Please look for the string "name" below and report every line in which it occurs.

-------------------------

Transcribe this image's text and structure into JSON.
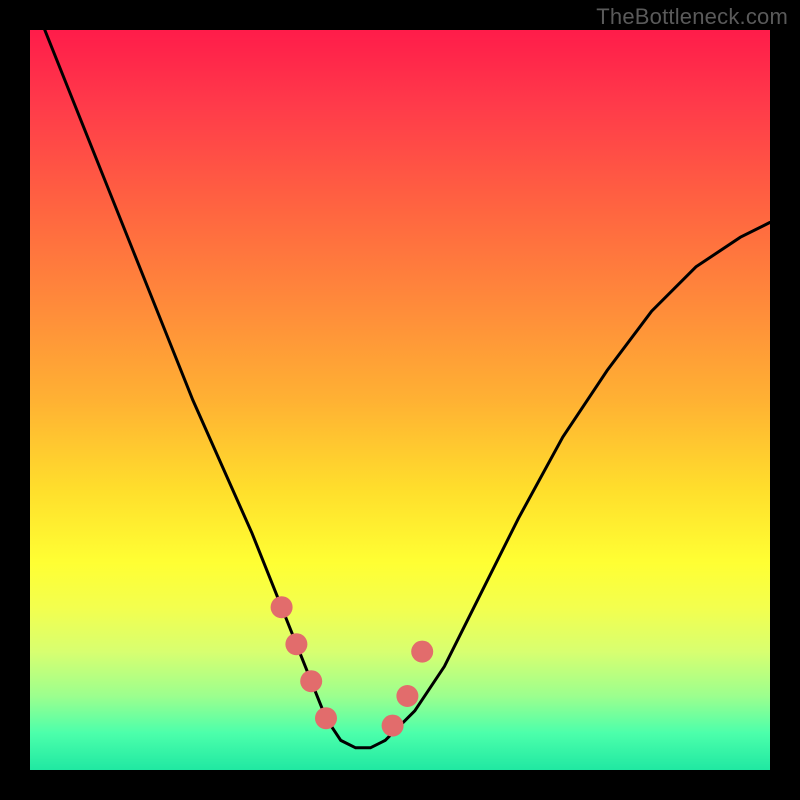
{
  "watermark": "TheBottleneck.com",
  "chart_data": {
    "type": "line",
    "title": "",
    "xlabel": "",
    "ylabel": "",
    "xlim": [
      0,
      100
    ],
    "ylim": [
      0,
      100
    ],
    "series": [
      {
        "name": "bottleneck-curve",
        "x": [
          2,
          6,
          10,
          14,
          18,
          22,
          26,
          30,
          34,
          36,
          38,
          40,
          42,
          44,
          46,
          48,
          52,
          56,
          60,
          66,
          72,
          78,
          84,
          90,
          96,
          100
        ],
        "values": [
          100,
          90,
          80,
          70,
          60,
          50,
          41,
          32,
          22,
          17,
          12,
          7,
          4,
          3,
          3,
          4,
          8,
          14,
          22,
          34,
          45,
          54,
          62,
          68,
          72,
          74
        ]
      }
    ],
    "markers": {
      "name": "highlight-dots",
      "color": "#e26c6c",
      "x": [
        34,
        36,
        38,
        40,
        49,
        51,
        53
      ],
      "values": [
        22,
        17,
        12,
        7,
        6,
        10,
        16
      ]
    },
    "background_gradient": {
      "top": "#ff1c4a",
      "mid": "#ffde2c",
      "bottom": "#20e8a2"
    }
  }
}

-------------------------

▶ **SOLUTION**:
        "name": "bottleneck-curve",
      "name": "highlight-dots",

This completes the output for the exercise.